“You’re going up there for help and it’s very stressful. But where else am I supposed to go? If your rent is not paid, your landlord doesn’t want to hear that — he’ll put you out on the street.

“Michael Dunkley, he is the Premier, he is the head of it all. He needs to work it out. Something has to be done because people are struggling and suffering here.”

She added that the powers that be need to come together, “sort it all out” and find a better system or hire “somebody else up there who really enjoys helping people”.

Mrs B has been “off and on” financial assistance about six times over the past 15 years. After losing her job, she will have to go through the “demeaning” process yet again because her pension does not cover her expenses.

She said she was previously required to bring her passport, bank statements and outstanding bills as part of the intake process.

Every week she had to take in her electricity and telephone bills along with her paystubs, as well as her bank statements every three months. “That’s personal and to take in your bank statements — that’s bad. You don’t know who’s looking at this stuff.

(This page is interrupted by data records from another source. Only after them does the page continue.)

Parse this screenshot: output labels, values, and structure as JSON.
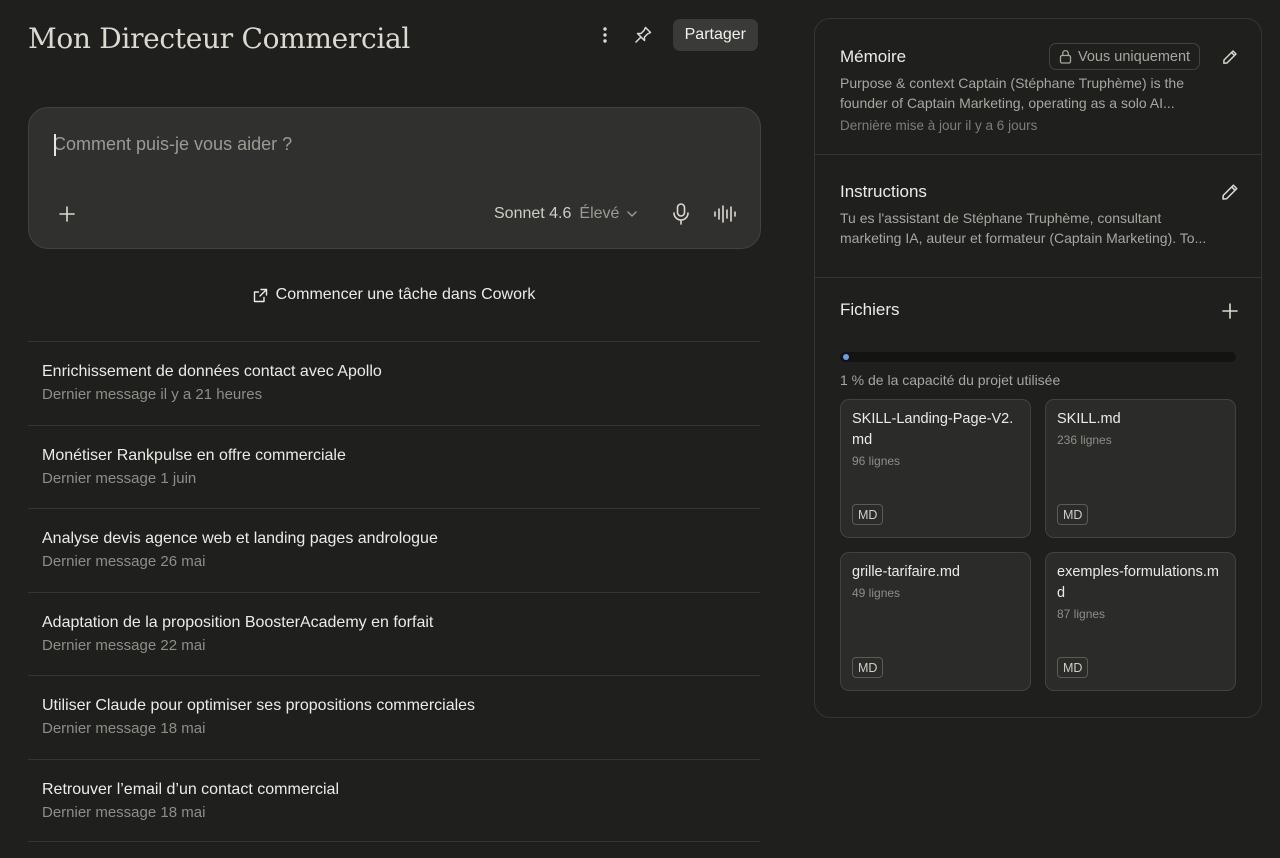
{
  "project": {
    "title": "Mon Directeur Commercial",
    "share_label": "Partager",
    "more_icon": "vertical-dots-icon",
    "pin_icon": "pin-icon"
  },
  "composer": {
    "placeholder": "Comment puis-je vous aider ?",
    "value": "",
    "model": "Sonnet 4.6",
    "effort": "Élevé"
  },
  "cowork": {
    "label": "Commencer une tâche dans Cowork"
  },
  "conversations": [
    {
      "title": "Enrichissement de données contact avec Apollo",
      "meta": "Dernier message il y a 21 heures"
    },
    {
      "title": "Monétiser Rankpulse en offre commerciale",
      "meta": "Dernier message 1 juin"
    },
    {
      "title": "Analyse devis agence web et landing pages andrologue",
      "meta": "Dernier message 26 mai"
    },
    {
      "title": "Adaptation de la proposition BoosterAcademy en forfait",
      "meta": "Dernier message 22 mai"
    },
    {
      "title": "Utiliser Claude pour optimiser ses propositions commerciales",
      "meta": "Dernier message 18 mai"
    },
    {
      "title": "Retrouver l’email d’un contact commercial",
      "meta": "Dernier message 18 mai"
    }
  ],
  "memory": {
    "title": "Mémoire",
    "privacy": "Vous uniquement",
    "text_line1": "Purpose & context Captain (Stéphane Truphème) is the",
    "text_line2": "founder of Captain Marketing, operating as a solo AI...",
    "updated": "Dernière mise à jour il y a 6 jours"
  },
  "instructions": {
    "title": "Instructions",
    "text_line1": "Tu es l'assistant de Stéphane Truphème, consultant",
    "text_line2": "marketing IA, auteur et formateur (Captain Marketing). To..."
  },
  "files": {
    "title": "Fichiers",
    "usage_label": "1 % de la capacité du projet utilisée",
    "usage_fraction": 0.01,
    "accent_color": "#6f9ce8",
    "items": [
      {
        "name": "SKILL-Landing-Page-V2.md",
        "lines": "96 lignes",
        "badge": "MD"
      },
      {
        "name": "SKILL.md",
        "lines": "236 lignes",
        "badge": "MD"
      },
      {
        "name": "grille-tarifaire.md",
        "lines": "49 lignes",
        "badge": "MD"
      },
      {
        "name": "exemples-formulations.md",
        "lines": "87 lignes",
        "badge": "MD"
      }
    ]
  }
}
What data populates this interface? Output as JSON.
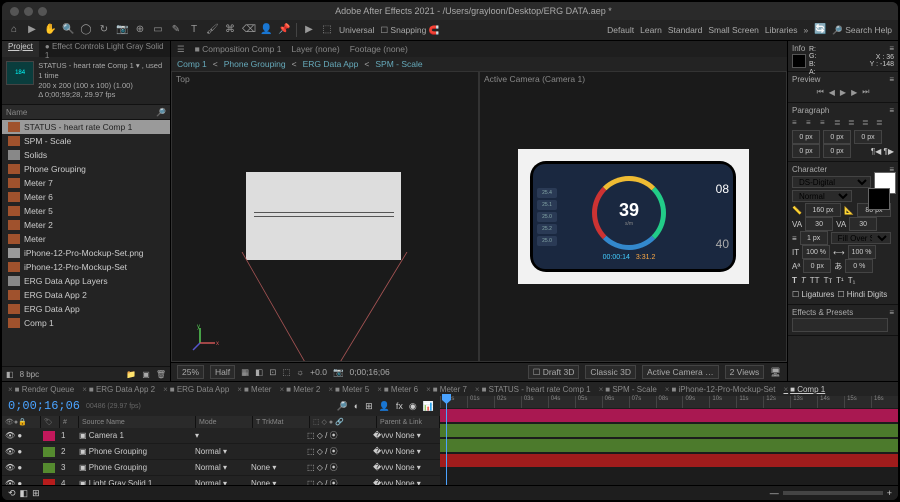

“It’s nothing but stress. I am stressed out and I am tired. It’s really sad. Bermuda never used to be like this.”

Mrs B receives a monthly pension of just under $800.

“If your rent is $1,600 how are you supposed to pay your rent and get groceries? You just can’t make it.

“It’s terrible. I can remember years ago you can go to the grocery store and get a bag of groceries for $50 and get change back!

“Bermuda needs a wake-up call because there are so many people stressed out in this country.”

Mrs B wants to find more work but she questioned her chances as a senior citizen.

“I hope I can find something. But it’s hard to get a job at 66.”

According to Ms Cooper, Habitat Bermuda is receiving significantly more calls from seniors “who are living in houses that are virtually uninhabitable, meaning that roofs or floors were caving in or broken, non-functioning windows or doors”.

“So far this year alone, eight of our projects have involved seniors. Indeed, many of those involved multiple generations; often three generations living in what to most people often would look like an abandoned home.”

And Dr Fleming said more needs to be done for senior citizens in Bermuda, stressing that Mrs B’s situation is part of a bigger problem.

“Bermuda is becoming a place where seniors can’t afford to live. And that has got to concern people; that has got to concern the Government of the day.

“They need support. We have this responsibility not to turn them into paupers who have to beg for money.

“As we see the number of these cases growing, we have to question how effectively we are managing the ageing of our population.”

She also questioned if the help provided by the Government was reaching those who need it.

“You’re leaving this middle group with no other choice but to go completely broke, completely destitute before they can get help,” she said.

“They don’t want that. I see more and more older people; they can’t do it in this economy.”

She added that seniors were having to make the choice to live in other countries because the “current system on the island is challenged to support them with dignity”.

To help support them, she suggested greater subsidies for health insurance, particularly medication. In addition, more alternative and affordable housing options, especially for those needing long-term care, as well as more work opportunities and concessions for groceries.

“And those that have money can pay more for those that don’t in terms of taxation,” she said. But she added that these were the “things people don’t want to hear”.

The Government was asked for comment but no response was received.

Are you a senior who is considering moving abroad for financial reasons, or do you know somebody who has already gone? E-mail news@royalgazette.com